Would you please restate the data exactly as it stands, apart from the pictures?

Start of Data shown

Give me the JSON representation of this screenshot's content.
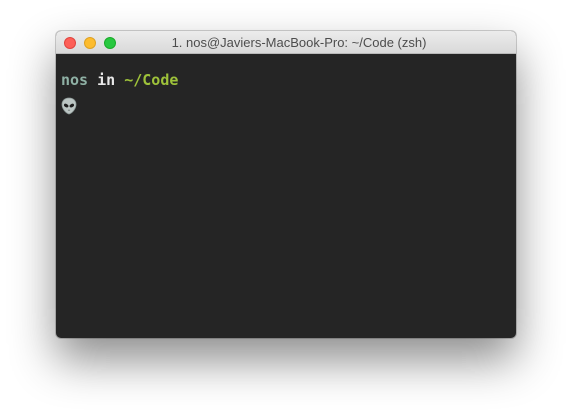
{
  "window": {
    "title": "1. nos@Javiers-MacBook-Pro: ~/Code (zsh)"
  },
  "terminal": {
    "prompt_user": "nos",
    "prompt_in": "in",
    "prompt_path": "~/Code",
    "prompt_symbol_icon": "alien-icon"
  },
  "colors": {
    "background": "#252525",
    "user": "#8fb1a5",
    "path": "#9ec23a"
  }
}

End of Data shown

[The answer]:
Give me the JSON representation of this screenshot's content.
{
  "window": {
    "title": "1. nos@Javiers-MacBook-Pro: ~/Code (zsh)"
  },
  "terminal": {
    "prompt_user": "nos",
    "prompt_in": "in",
    "prompt_path": "~/Code",
    "prompt_symbol_icon": "alien-icon"
  },
  "colors": {
    "background": "#252525",
    "user": "#8fb1a5",
    "path": "#9ec23a"
  }
}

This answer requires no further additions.